What happens now that former Arizona assistant coach Emanuel “Book” Richardson, a longtime aide of coach Sean Miller, agreed to a plea deal Monday with federal prosecutors in the fraud case involving college basketball?
According to various reports, including Yahoo! Sports, Arizona and Miller can breath easier that Richardson will not get on the stand with potentially incriminating testimony.
However, any cooperation Richardson provides to federal prosecutors could be investigated by the NCAA. Yahoo! Sports reported that the NCAA has begun investigating allegations that have come from the federal case.
An ESPN report last February alleged that that FBI wiretaps show Miller discussed a $100,000 payment with agent runner Christian Dawkins for former player Deandre Ayton during the recruitment process.
Miller has denied committing infractions, and the Arizona administration and the state’s Board of Regents have supported him to this point.
Richardson pleaded guilty to one count of federal funds bribery. The sentencing ranges from 18-24 months. Before the plea, he was facing the potential for up to 60 years in prison. His sentence will be determined by Judge Edgardo Ramos in the Southern District of New York.
Richardson was accused of taking approximately $20,000 in bribes from Dawkins in exchange for trying to sway Arizona players to sign with Dawkins-affiliated agents and financial planners.
Another possible concern for Miller and Arizona is that Dawkins reportedly does not want to plead guilty or cooperate with federal prosecutors, according to his lawyer Steve Haney.
Dawkins and Adidas executives James Gatto and Merl Code were convicted in October and their sentencing is scheduled March 5. Dawkins and Code are set to stand trial in April as defendants in another federal criminal case.
Richardson, former Oklahoma State assistant Lamont Evans and former USC assistant Tony Bland were scheduled for that trial. The guilty pleas of Richardson and Bland remove them from that case. Evans has yet to make a plea deal.
Former Auburn assistant Chuck Person also has yet to agree to a plea deal. Person is scheduled for trial next month.
The cases are a result of a three-year FBI investigation into college basketball’s pay-for-play schemes to influence potential high-level high school recruits to attend a university with the plan the prospect will sign with the paying agent when the player advances to the NBA.
Citing evidence obtained from the federal trial last October, ESPN reported that Dawkins wrote an e-mail that detailed a plan to pay former Arizona player Rawle Alkins and his family a total of $50,000 while he was playing for the Wildcats last season.
The question now will be how hard the head coaches (i.e. Sean Miller and Andy Enfield) get hit for having assistants plead guilty.
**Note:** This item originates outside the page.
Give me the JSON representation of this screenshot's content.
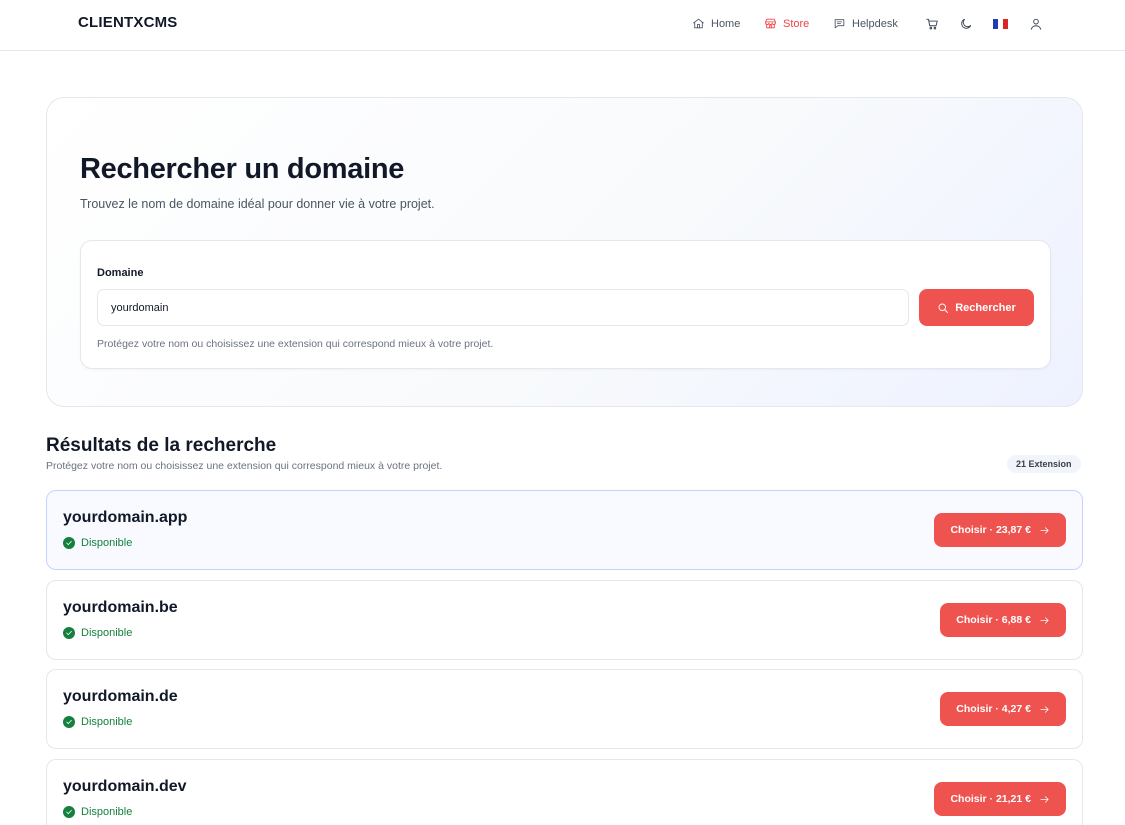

Head coaches accountable for assistants actions nowadays.
— Jeff Goodman (@GoodmanHoops) January 7, 2019
In Dawkins’ reported email to agent partner Munish Sood, he mentioned he planned to pay Alkins $2,500 a month from September 2017 through April 2018, plus another $30,000 in travel expenses for Alkins’ family.
ESPN also reported that Dawkins wrote he wanted to give Alkins’ cousin, Rodney Labossiere, a share of his new sports management business.
The ESPN report stated other allegations involving Arizona from the complaint and federal trial in October.
Those included Brian Bowen Sr., the father of prospect Brian Bowen, testifying that he was told by Dawkins that former Arizona associate head coach Joe Pasternack offered $50,000 for his son to play for the Wildcats. Also, Adidas reps allegedly were offered $150,000 from Arizona for potential recruit Nassir Little.